All of them have been about the business of Sunday morning worship, outreach and hospitality to the local community first, then the national community, then the international community. 

All of them have been struggling with an aging demographic, shrinking attendance, and a growing awareness of not being relevant to the wider community.

All of them, though seeing themselves as friendly, hospitable, and transparent, have had trouble attracting newcomers.

All of them have been in conflict with the courts of the wider church-the courts we currently refer to as Presbytery,  Conference, and General Council.

All of them, have felt themselves at some risk for being shut down because of these things.

In all cases, though I am usually only about 10 years younger than most of the participants at church, I have found myself increasingly acting as a bridge between the older folk and the few younger folk who do attend.

In all cases, people talked about wanting to change, BUT, were really too busy with longstanding programs to test out new ideas or new programs.

United Church folk are a busy, task-focused hard working lot, aren’t we?  It seems we are bound together more as the Martha’s of the bible than the Mary’s.  We do, however, need both!

All this ruminating brings me to this morning’s reading from Matthew’s gospel. 

It’s the one that changed the life of St. Francis of Assissi, that medieval saint who gave up all the trappings of his inherited life to go and become himself in nature with his companions: the sun, the moon, the earth and the sky, and its natural inhabitants, the animals.

St. Francis was thought to have figured out quickly that being in relationship was more important than focussing on buildings or bank accounts.

Being in relationship with the Holy through Creation was more important to him than all he’d been taught to believe up to that pivotal moment in time when he heard these words attributed to Jesus:

“Therefore, I tell you not to worry about your life, what you will eat, or what you will drink, or about your body, what you will wear.”

Here at Knox, we might be inclined to sluff this off as pie in the sky thinking.

After all, worrying seems to be embedded in our DNA.

Some of us here worry so much about so many things we could or should be doing, even in the context of worship that we aren’t able to hear what St. Francis heard which was this: We are all precious in God’s eyes! 

Regardless of what we might find ourselves caught up in doing, WE are precious in God’s eyes! 

It is hard to accept this good news, isn’t it? 

But then we hear Jesus’ voice in the reading offers this timely and cautionary question-

Can any of you by worrying add a single hour to your span of life?

Indeed, hard medicine for us to swallow as ones who revel in busy-ness and task completion.

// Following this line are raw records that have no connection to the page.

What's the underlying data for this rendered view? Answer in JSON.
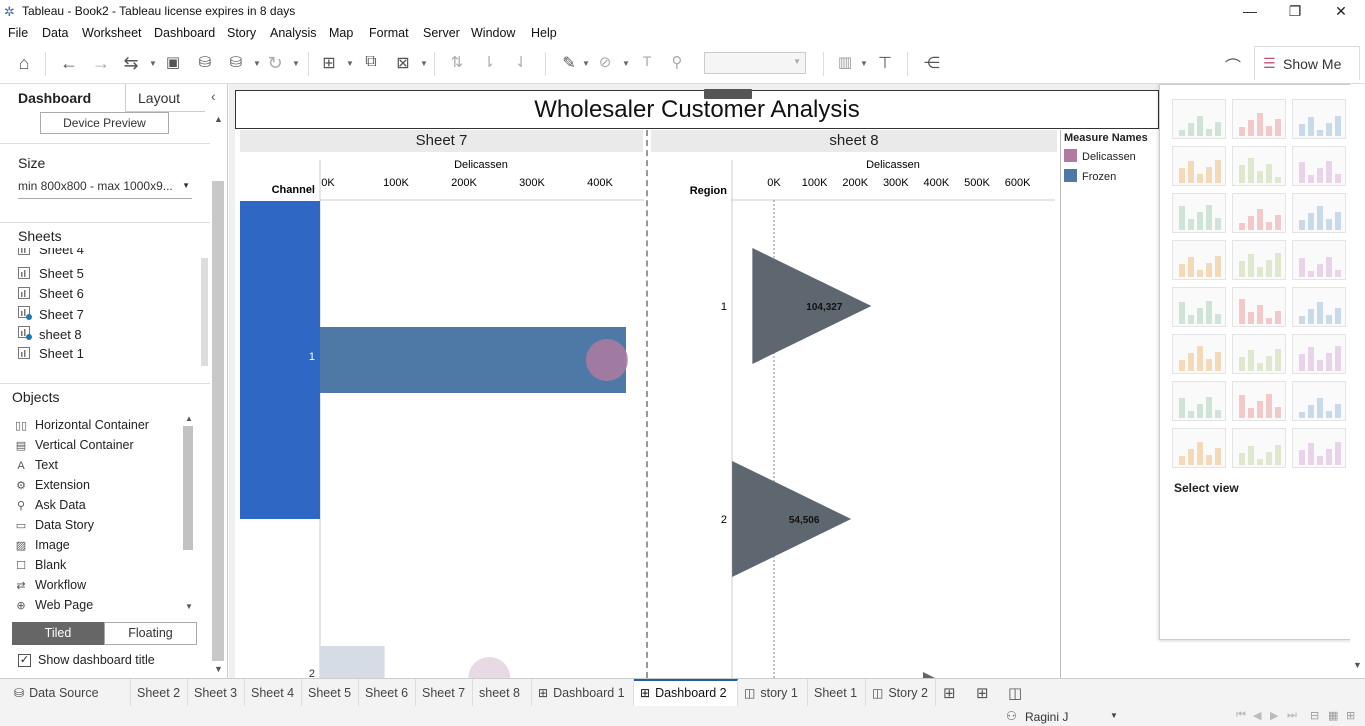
{
  "window": {
    "title": "Tableau - Book2 - Tableau license expires in 8 days",
    "min": "—",
    "max": "❐",
    "close": "✕"
  },
  "menu": [
    "File",
    "Data",
    "Worksheet",
    "Dashboard",
    "Story",
    "Analysis",
    "Map",
    "Format",
    "Server",
    "Window",
    "Help"
  ],
  "toolbar": {
    "show_me_label": "Show Me"
  },
  "left_panel": {
    "tabs": {
      "dashboard": "Dashboard",
      "layout": "Layout"
    },
    "device_preview": "Device Preview",
    "size_title": "Size",
    "size_value": "min 800x800 - max 1000x9...",
    "sheets_title": "Sheets",
    "sheets": [
      "Sheet 4",
      "Sheet 5",
      "Sheet 6",
      "Sheet 7",
      "sheet 8",
      "Sheet 1"
    ],
    "objects_title": "Objects",
    "objects": [
      {
        "label": "Horizontal Container",
        "icon": "horizontal-container-icon",
        "glyph": "▯▯"
      },
      {
        "label": "Vertical Container",
        "icon": "vertical-container-icon",
        "glyph": "▤"
      },
      {
        "label": "Text",
        "icon": "text-icon",
        "glyph": "A"
      },
      {
        "label": "Extension",
        "icon": "extension-icon",
        "glyph": "⚙"
      },
      {
        "label": "Ask Data",
        "icon": "ask-data-icon",
        "glyph": "⚲"
      },
      {
        "label": "Data Story",
        "icon": "data-story-icon",
        "glyph": "▭"
      },
      {
        "label": "Image",
        "icon": "image-icon",
        "glyph": "▨"
      },
      {
        "label": "Blank",
        "icon": "blank-icon",
        "glyph": "☐"
      },
      {
        "label": "Workflow",
        "icon": "workflow-icon",
        "glyph": "⇄"
      },
      {
        "label": "Web Page",
        "icon": "web-page-icon",
        "glyph": "⊕"
      }
    ],
    "tiled": "Tiled",
    "floating": "Floating",
    "show_title": "Show dashboard title"
  },
  "dashboard": {
    "title": "Wholesaler Customer Analysis",
    "sheet7": {
      "header": "Sheet 7",
      "measure": "Delicassen",
      "dim": "Channel",
      "ticks": [
        "0K",
        "100K",
        "200K",
        "300K",
        "400K"
      ],
      "rows": [
        "1",
        "2"
      ]
    },
    "sheet8": {
      "header": "sheet 8",
      "measure": "Delicassen",
      "dim": "Region",
      "ticks": [
        "0K",
        "100K",
        "200K",
        "300K",
        "400K",
        "500K",
        "600K"
      ],
      "rows": [
        "1",
        "2"
      ]
    },
    "legend": {
      "title": "Measure Names",
      "items": [
        "Delicassen",
        "Frozen"
      ]
    }
  },
  "chart_data": [
    {
      "type": "bar",
      "xlabel": "Delicassen",
      "ylabel": "Channel",
      "categories": [
        "1",
        "2"
      ],
      "xlim": [
        0,
        470000
      ],
      "series": [
        {
          "name": "Frozen",
          "values": [
            450000,
            95000
          ]
        },
        {
          "name": "Delicassen",
          "values": [
            421955,
            248988
          ]
        }
      ],
      "colors": {
        "Frozen": "#4e79a7",
        "Delicassen": "#b07aa1"
      }
    },
    {
      "type": "scatter",
      "xlabel": "Delicassen",
      "ylabel": "Region",
      "categories": [
        "1",
        "2"
      ],
      "xlim": [
        -100000,
        680000
      ],
      "values": [
        104327,
        54506
      ],
      "data_labels": [
        "104,327",
        "54,506"
      ]
    }
  ],
  "showme": {
    "hint": "Select view"
  },
  "bottom_tabs": [
    {
      "label": "Data Source",
      "icon": "database-icon",
      "glyph": "⛁"
    },
    {
      "label": "Sheet 2"
    },
    {
      "label": "Sheet 3"
    },
    {
      "label": "Sheet 4"
    },
    {
      "label": "Sheet 5"
    },
    {
      "label": "Sheet 6"
    },
    {
      "label": "Sheet 7"
    },
    {
      "label": "sheet 8"
    },
    {
      "label": "Dashboard 1",
      "icon": "dashboard-icon",
      "glyph": "⊞"
    },
    {
      "label": "Dashboard 2",
      "icon": "dashboard-icon",
      "glyph": "⊞",
      "active": true
    },
    {
      "label": "story 1",
      "icon": "story-icon",
      "glyph": "◫"
    },
    {
      "label": "Sheet 1"
    },
    {
      "label": "Story 2",
      "icon": "story-icon",
      "glyph": "◫"
    }
  ],
  "status": {
    "user": "Ragini J"
  }
}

Looking back to the reading, we hear Jesus remind his listeners to rest in knowing that God will cover the basics because we are of more value than even the lilies of the field and the birds of the air.

“Therefore,” he tells them, “Do not worry about tomorrow’s troubles.  Today’s troubles are enough for today.

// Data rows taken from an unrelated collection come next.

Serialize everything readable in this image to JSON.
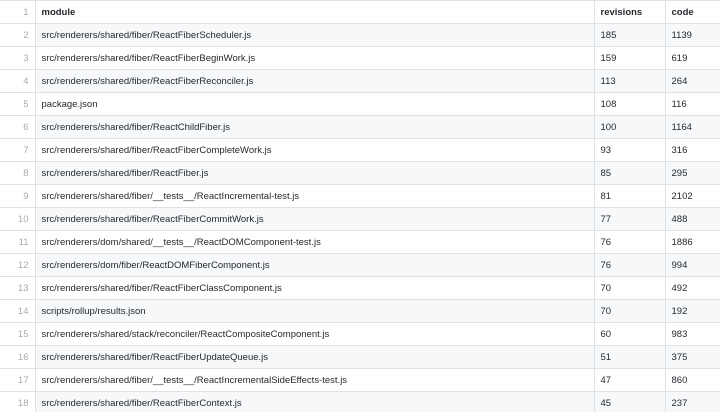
{
  "table": {
    "header": {
      "line": "1",
      "module": "module",
      "revisions": "revisions",
      "code": "code"
    },
    "rows": [
      {
        "line": "2",
        "module": "src/renderers/shared/fiber/ReactFiberScheduler.js",
        "revisions": "185",
        "code": "1139"
      },
      {
        "line": "3",
        "module": "src/renderers/shared/fiber/ReactFiberBeginWork.js",
        "revisions": "159",
        "code": "619"
      },
      {
        "line": "4",
        "module": "src/renderers/shared/fiber/ReactFiberReconciler.js",
        "revisions": "113",
        "code": "264"
      },
      {
        "line": "5",
        "module": "package.json",
        "revisions": "108",
        "code": "116"
      },
      {
        "line": "6",
        "module": "src/renderers/shared/fiber/ReactChildFiber.js",
        "revisions": "100",
        "code": "1164"
      },
      {
        "line": "7",
        "module": "src/renderers/shared/fiber/ReactFiberCompleteWork.js",
        "revisions": "93",
        "code": "316"
      },
      {
        "line": "8",
        "module": "src/renderers/shared/fiber/ReactFiber.js",
        "revisions": "85",
        "code": "295"
      },
      {
        "line": "9",
        "module": "src/renderers/shared/fiber/__tests__/ReactIncremental-test.js",
        "revisions": "81",
        "code": "2102"
      },
      {
        "line": "10",
        "module": "src/renderers/shared/fiber/ReactFiberCommitWork.js",
        "revisions": "77",
        "code": "488"
      },
      {
        "line": "11",
        "module": "src/renderers/dom/shared/__tests__/ReactDOMComponent-test.js",
        "revisions": "76",
        "code": "1886"
      },
      {
        "line": "12",
        "module": "src/renderers/dom/fiber/ReactDOMFiberComponent.js",
        "revisions": "76",
        "code": "994"
      },
      {
        "line": "13",
        "module": "src/renderers/shared/fiber/ReactFiberClassComponent.js",
        "revisions": "70",
        "code": "492"
      },
      {
        "line": "14",
        "module": "scripts/rollup/results.json",
        "revisions": "70",
        "code": "192"
      },
      {
        "line": "15",
        "module": "src/renderers/shared/stack/reconciler/ReactCompositeComponent.js",
        "revisions": "60",
        "code": "983"
      },
      {
        "line": "16",
        "module": "src/renderers/shared/fiber/ReactFiberUpdateQueue.js",
        "revisions": "51",
        "code": "375"
      },
      {
        "line": "17",
        "module": "src/renderers/shared/fiber/__tests__/ReactIncrementalSideEffects-test.js",
        "revisions": "47",
        "code": "860"
      },
      {
        "line": "18",
        "module": "src/renderers/shared/fiber/ReactFiberContext.js",
        "revisions": "45",
        "code": "237"
      }
    ]
  }
}
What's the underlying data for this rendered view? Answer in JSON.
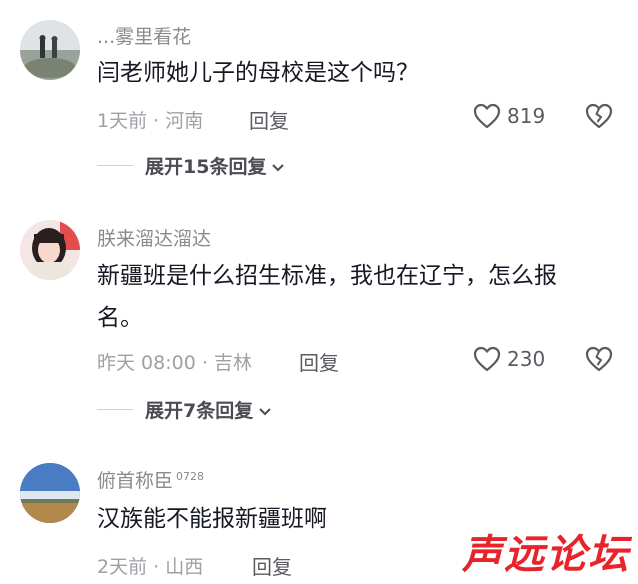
{
  "comments": [
    {
      "username": "...雾里看花",
      "badge": "",
      "text": "闫老师她儿子的母校是这个吗？",
      "meta": "1天前 · 河南",
      "reply_label": "回复",
      "likes": "819",
      "expand_label": "展开15条回复"
    },
    {
      "username": "朕来溜达溜达",
      "badge": "",
      "text": "新疆班是什么招生标准，我也在辽宁，怎么报名。",
      "meta": "昨天 08:00 · 吉林",
      "reply_label": "回复",
      "likes": "230",
      "expand_label": "展开7条回复"
    },
    {
      "username": "俯首称臣",
      "badge": "0728",
      "text": "汉族能不能报新疆班啊",
      "meta": "2天前 · 山西",
      "reply_label": "回复",
      "likes": "",
      "expand_label": ""
    }
  ],
  "watermark": "声远论坛",
  "icons": {
    "like": "heart-outline-icon",
    "dislike": "broken-heart-icon",
    "expand": "chevron-down-icon"
  },
  "colors": {
    "text": "#161823",
    "secondary": "#8a8b91",
    "watermark": "#e8242b"
  }
}
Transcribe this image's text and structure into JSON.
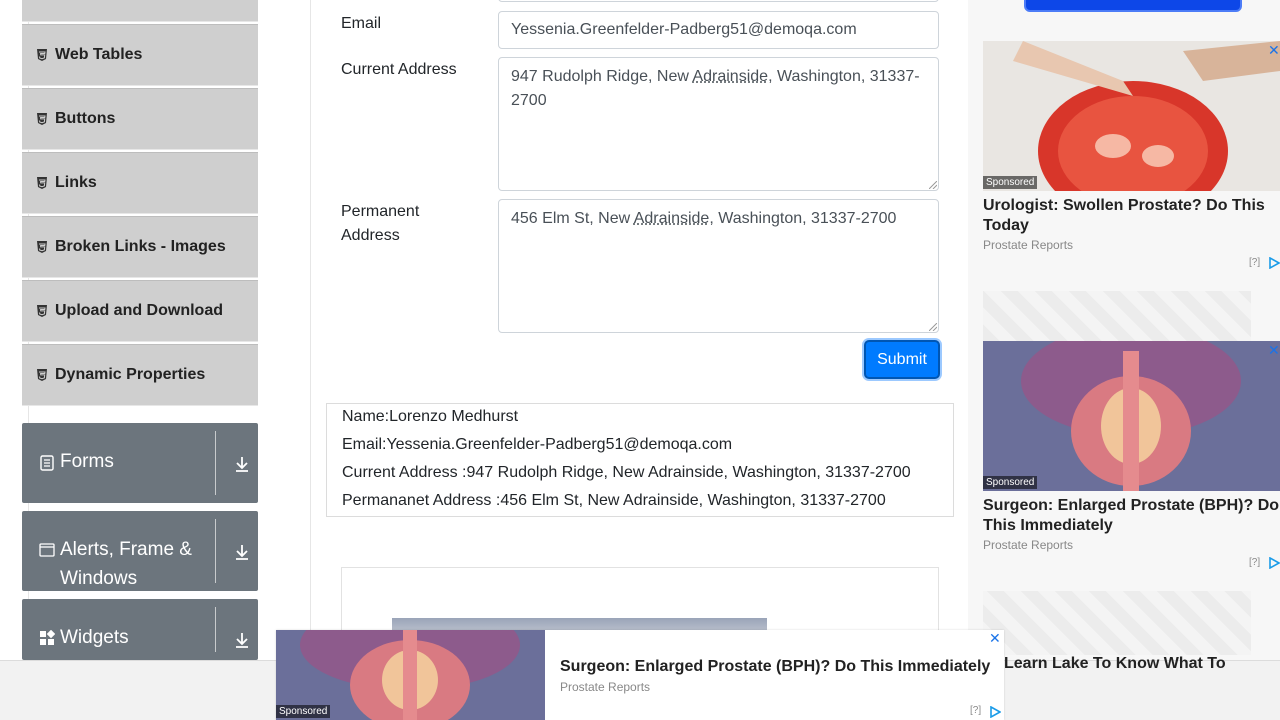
{
  "sidebar": {
    "elements_items": [
      {
        "label": ""
      },
      {
        "label": "Web Tables"
      },
      {
        "label": "Buttons"
      },
      {
        "label": "Links"
      },
      {
        "label": "Broken Links - Images"
      },
      {
        "label": "Upload and Download"
      },
      {
        "label": "Dynamic Properties"
      }
    ],
    "groups": [
      {
        "label": "Forms"
      },
      {
        "label": "Alerts, Frame & Windows"
      },
      {
        "label": "Widgets"
      }
    ]
  },
  "form": {
    "email_label": "Email",
    "email_value": "Yessenia.Greenfelder-Padberg51@demoqa.com",
    "current_address_label": "Current Address",
    "current_address_value_pre": "947 Rudolph Ridge, New ",
    "current_address_value_u": "Adrainside",
    "current_address_value_post": ", Washington, 31337-2700",
    "permanent_address_label": "Permanent Address",
    "permanent_address_value_pre": "456 Elm St, New ",
    "permanent_address_value_u": "Adrainside",
    "permanent_address_value_post": ", Washington, 31337-2700",
    "submit_label": "Submit"
  },
  "output": {
    "name": "Name:Lorenzo Medhurst",
    "email": "Email:Yessenia.Greenfelder-Padberg51@demoqa.com",
    "current_address": "Current Address :947 Rudolph Ridge, New Adrainside, Washington, 31337-2700",
    "permanent_address": "Permananet Address :456 Elm St, New Adrainside, Washington, 31337-2700"
  },
  "ads": {
    "right": [
      {
        "sponsored": "Sponsored",
        "title": "Urologist: Swollen Prostate? Do This Today",
        "source": "Prostate Reports",
        "help": "[?]"
      },
      {
        "sponsored": "Sponsored",
        "title": "Surgeon: Enlarged Prostate (BPH)? Do This Immediately",
        "source": "Prostate Reports",
        "help": "[?]"
      }
    ],
    "peek_title": "Learn Lake To Know What To",
    "bottom": {
      "sponsored": "Sponsored",
      "title": "Surgeon: Enlarged Prostate (BPH)? Do This Immediately",
      "source": "Prostate Reports",
      "help": "[?]",
      "close": "✕"
    }
  },
  "colors": {
    "primary": "#007bff",
    "group_bg": "#6c757d",
    "item_bg": "#cfcfcf"
  }
}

Choosing to be Christian means that we are called to be about something different than life in the secular world would suggest. 

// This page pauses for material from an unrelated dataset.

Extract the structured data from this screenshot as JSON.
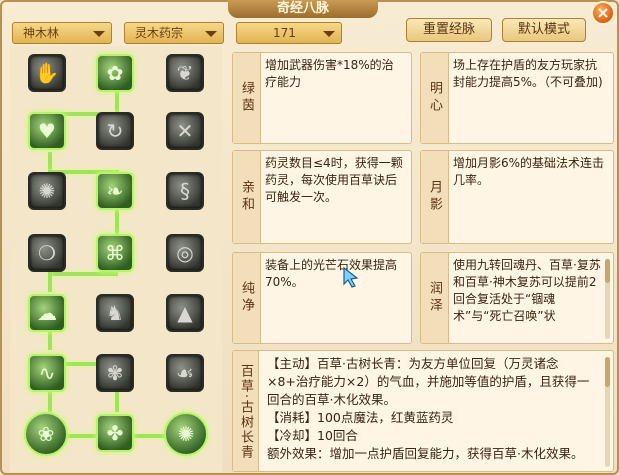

Strive, instead, Jesus tells us to be about the building up of solid, trustworthy relationships. 

Be a slave for the building, not of buildings, but of God’s kingdom.

Be a slave to the mending of fences both in side and outside the church. 

After all, child’s play is for children.

As mature followers in the Christian Way, we are called to something quite different, are we not?

So turn off your cell phone. 

Close your eyes. 

Be present to this very moment. 

Open yourselves to God’s healing and holy Presence.

And turn to God, the God who knows all our frailties, all our woundedness, all our foibles, and all our fears.

Trust that in the mess of our similarities and in all our differences, we are still cherished and loved just as we are.

Like the lilies of the field, and like the birds of the air who neither toil nor spin.

Oh, and if you’re so transformed by these blueprints for living from Matthew’s gospel; if you’re so changed by this good news, that you feel compelled to run out and preach this good news or if you need to go and be lovely in the fields, we will understand.  And we’ll be waiting to hear how it all went.

Blessed be and may it be so.  Amen.